“Go ahead and tell them skinny bitches.” Context is important. Let’s look at the whole verse before we get too bent out of shape.
“I’m bringing booty back
Go ahead and tell them skinny bitches Hey
No, I’m just playing I know you think you’re fat,
But I’m here to tell you that,
Every inch of you is perfect from the bottom to the top”
Directly after she uses the term “skinny bitches” she says hey, I’m just kidding, every one is perfect and beautiful. Wow, what an asshole to say that, right? Who the fuck does she think she is saying that everyone should love their body?
I think another thing that we have to realize is that she’s writing a song, not just talking or expressing her views in say, a blog post or something. Songs need to be catchy or no one is going to listen to them. Are there a couple of things that could have been worded a bit more sensitively? Yeah, probably. Is this the worst song in the history of ever that is destroying our youth and creating a culture of teenage girls that think that their only worth is how a male views them? No.
I have yet to hear anyone who has spoken out against the “skinny shaming” in this song speak out against the fat shaming in numerous songs, such as: “Keep Young and Beautiful” by Annie Lennox, “Fat Girl (thar She Blows)” by Steep Panther, “Fat Girl” by Eazy E, “Big Isn’t Beautiful” by King Adora, “Hot Dog in a Hallway” by NOFX, “Pretty When I’m Drunk” by the Bloodhound Gang, “Jumbo Go Away” by Frank Zappa, “Little Brother – I see Now” by Kanye West, and “Fat Sweaty Betty” by ICP to name a few. Not to mention the numerous songs that simply imply it rather than being so direct as these gems. If someone is truly upset that Meghan Trainor is body shaming, then I would think that they would be just as upset about all of these artists body shaming, and they would also be upset about Ms. Minaj’s “Anaconda” and the classic Sir Mix-a-Lot ditty.
I don’t really talk about this; it’s hard. Any confidence people think I have is a complete front, and I continuously worry about how people are judging me. However, I feel strongly about this, strong enough to write about it regardless of the wound it opens up. People need to stop being hypocrites; don’t pick apart things with an over-all positive message while remaining silent about blatantly offensive and hurtful material.

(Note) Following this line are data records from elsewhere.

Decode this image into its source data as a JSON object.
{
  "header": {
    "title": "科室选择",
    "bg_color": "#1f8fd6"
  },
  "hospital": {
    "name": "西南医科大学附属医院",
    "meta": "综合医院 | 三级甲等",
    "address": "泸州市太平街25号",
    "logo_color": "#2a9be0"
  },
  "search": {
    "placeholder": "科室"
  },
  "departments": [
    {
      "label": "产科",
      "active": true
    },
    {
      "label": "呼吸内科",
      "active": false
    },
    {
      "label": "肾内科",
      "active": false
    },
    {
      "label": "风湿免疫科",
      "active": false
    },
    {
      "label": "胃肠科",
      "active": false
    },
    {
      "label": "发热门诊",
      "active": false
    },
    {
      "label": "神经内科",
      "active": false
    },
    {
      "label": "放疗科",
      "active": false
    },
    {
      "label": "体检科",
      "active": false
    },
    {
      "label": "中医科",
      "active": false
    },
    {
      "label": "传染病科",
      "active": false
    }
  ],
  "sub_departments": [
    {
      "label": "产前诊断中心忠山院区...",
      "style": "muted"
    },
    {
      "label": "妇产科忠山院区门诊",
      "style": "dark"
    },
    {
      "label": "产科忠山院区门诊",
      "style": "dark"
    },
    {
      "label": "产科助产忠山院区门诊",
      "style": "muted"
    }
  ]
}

Give women a little credit; we’re not so easily brainwashed that ONE SONG that promotes having a little “bass” is going to turn us into a culture of (gasp) overweight ladies that need a man’s approval to feel any sense of self-worth.
I guess what I’m trying to say is that I’m all about that bass.